'When he was a kid, Chris was obsessed by rugby'

Ahead of Chris Paterson's 100th Scottish cap, Simon Turnbull talks to coach Rob Moffat, the man who has guided his career
Click to follow
The Independent Online

In looking ahead to the prospect of his 100th appearance for his country, a milestone he reaches at the Millennium Stadium this afternoon, Chris Paterson spoke the other day of how his passion to play for Scotland was first stirred by school bus trips up to Murrayfield for international matches.

Those excursions from the Scottish Borders were run by the PE master at Galashiels Academy, Rob Moffat. Now the head coach at Paterson's professional club, Edinburgh, Moffat is uniquely placed to appreciate the flowering of Scotland's first cap centurion, their 31-year-old full-back.

"I first saw Chris play when he came to the school, aged 11 or 12," Moffat recalled yesterday. "He was always hugely enthusiastic about the game. He came from a rugby family, of course. His uncle, Dunc Paterson, was an international [capped 10 times for Scotland as a scrum-half between 1969 and 1972] and Chris's brother, David, and his cousins were all good players.

"Chris was the type of kid who walked about with a ball in his hands and he'd stick out as somebody who was obsessed by the game, in a good way. If he didn't have a practice on at school, he'd go out training by himself, and not many kids do that. He always mentions Mick Byrne when he talks about his kicking and Mick [Scotland's kicking coach from 2002 to 2004] probably put the gloss on his goalkicking, in terms of technical detail. But, in fairness, most of what Chris has, he's got with his own hard work."

What Paterson has got with his deadly right boot, going back to the final match of the 2007 season, is 34 goal kicks out of 34 in the Six Nations Championships. He has always had a lot more about him than just his kicking boot, though. At Galashiels Academy he played in the No 10 shirt worn before him by Gregor Townsend and was seen as a fly-half of similarly outstanding ability.

"Chris was always a talented individual," Moffat reflects. "I can remember taking the kids on a tour to Canada and Chris playing against boys two years older and they didn't have a clue what he was doing against them. He also played his first pro game for me. I was assistant coach at Glasgow Caledonian in the early days of professional rugby and we were short of a stand-off. Chris would be about 19 at the time. We played Ulster across there and he made a break from inside his own 22 and ran about 70 metres and laid on a try. A couple of the other coaches said, 'Mm, he's not a bad player.'

"He's a good player and, for me, he's playing as well now as he ever has done. He's just signed another two-year contract for us. We offered him a three-year contract but he wasn't sure what his body would be like in two years' time. Knowing Chris, if he thought he was not at the level he wanted to be, he would walk away anyway. That's the kind of player he is."

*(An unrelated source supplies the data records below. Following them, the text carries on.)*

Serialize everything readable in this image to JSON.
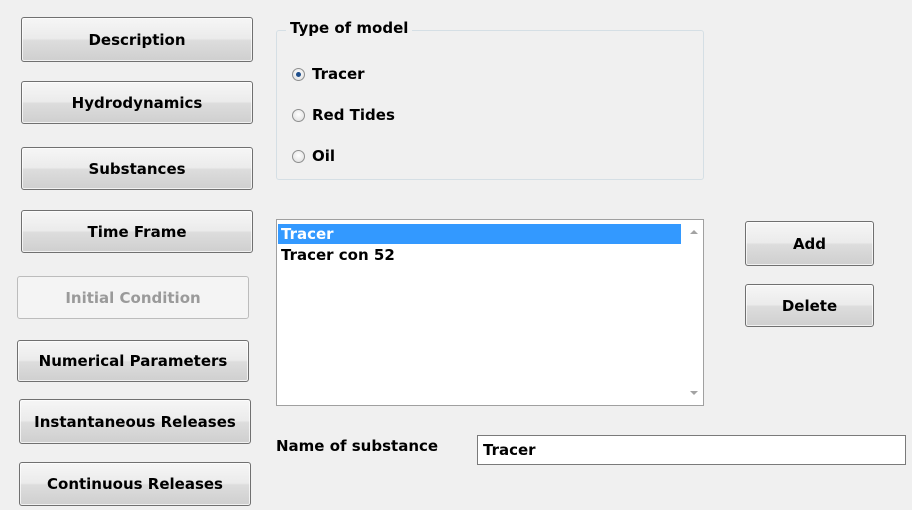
{
  "nav_buttons": [
    {
      "label": "Description",
      "enabled": true
    },
    {
      "label": "Hydrodynamics",
      "enabled": true
    },
    {
      "label": "Substances",
      "enabled": true
    },
    {
      "label": "Time Frame",
      "enabled": true
    },
    {
      "label": "Initial Condition",
      "enabled": false
    },
    {
      "label": "Numerical Parameters",
      "enabled": true
    },
    {
      "label": "Instantaneous Releases",
      "enabled": true
    },
    {
      "label": "Continuous Releases",
      "enabled": true
    }
  ],
  "model_type": {
    "legend": "Type of model",
    "options": [
      "Tracer",
      "Red Tides",
      "Oil"
    ],
    "selected": "Tracer"
  },
  "substances": {
    "items": [
      "Tracer",
      "Tracer con 52"
    ],
    "selected_index": 0
  },
  "actions": {
    "add_label": "Add",
    "delete_label": "Delete"
  },
  "name_field": {
    "label": "Name of substance",
    "value": "Tracer"
  },
  "colors": {
    "selection": "#3399ff",
    "window_bg": "#f0f0f0"
  }
}
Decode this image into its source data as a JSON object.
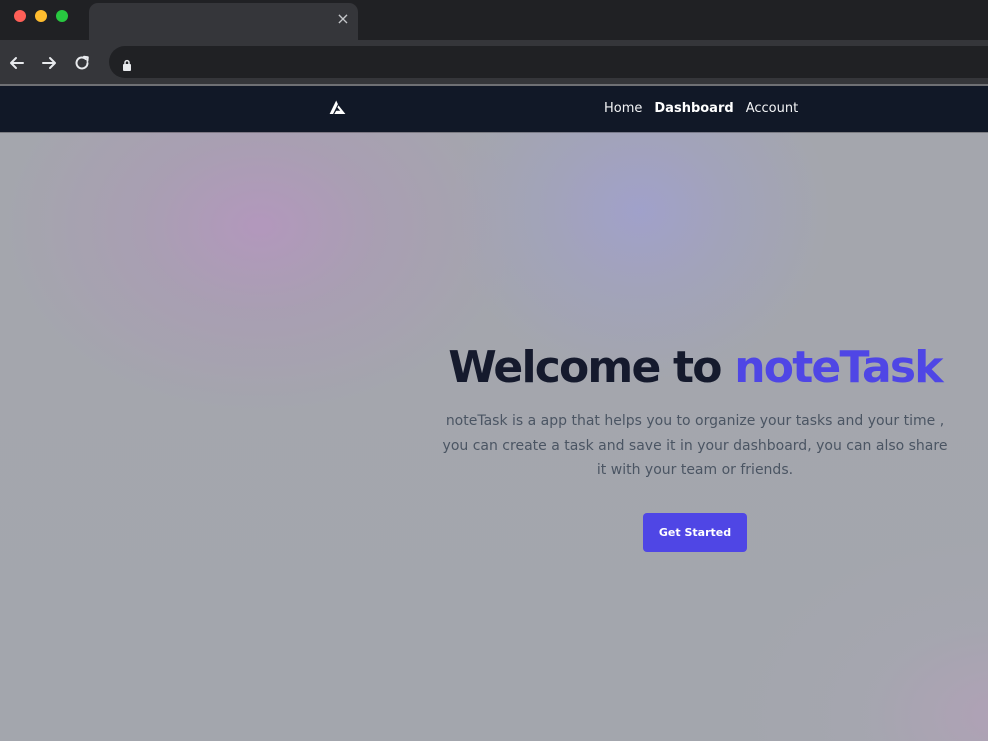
{
  "browser": {
    "tab_close_glyph": "×"
  },
  "site_nav": {
    "links": [
      {
        "label": "Home",
        "active": false
      },
      {
        "label": "Dashboard",
        "active": true
      },
      {
        "label": "Account",
        "active": false
      }
    ]
  },
  "hero": {
    "title_prefix": "Welcome to",
    "title_accent": "noteTask",
    "description": "noteTask is a app that helps you to organize your tasks and your time , you can create a task and save it in your dashboard, you can also share it with your team or friends.",
    "cta_label": "Get Started"
  },
  "icons": {
    "browser": [
      "close-icon",
      "back-arrow-icon",
      "forward-arrow-icon",
      "reload-icon",
      "lock-icon"
    ],
    "site": [
      "logo-icon"
    ]
  },
  "colors": {
    "browser_bg": "#202124",
    "toolbar_bg": "#35363a",
    "navbar_bg": "#111827",
    "title_dark": "#151a2d",
    "accent": "#4f46e5",
    "body_text": "#4b5563",
    "page_bg": "#a2a5ad"
  }
}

It is the kind of person Paterson happens to be, too. The self-effacing Borderer will probably have to be shoved out of the tunnel by his team-mates this afternoon to step on to the pitch ahead of them, the honour traditionally afforded to landmark achievers. "A lot of that comes from Chris's upbringing – from his parents and his family," Moffat said. "It's a fantastic achievement for him, reaching 100 caps, but I know he wants to concentrate on the game. He wants to focus on playing well tomorrow and on helping Scotland to win."

Comments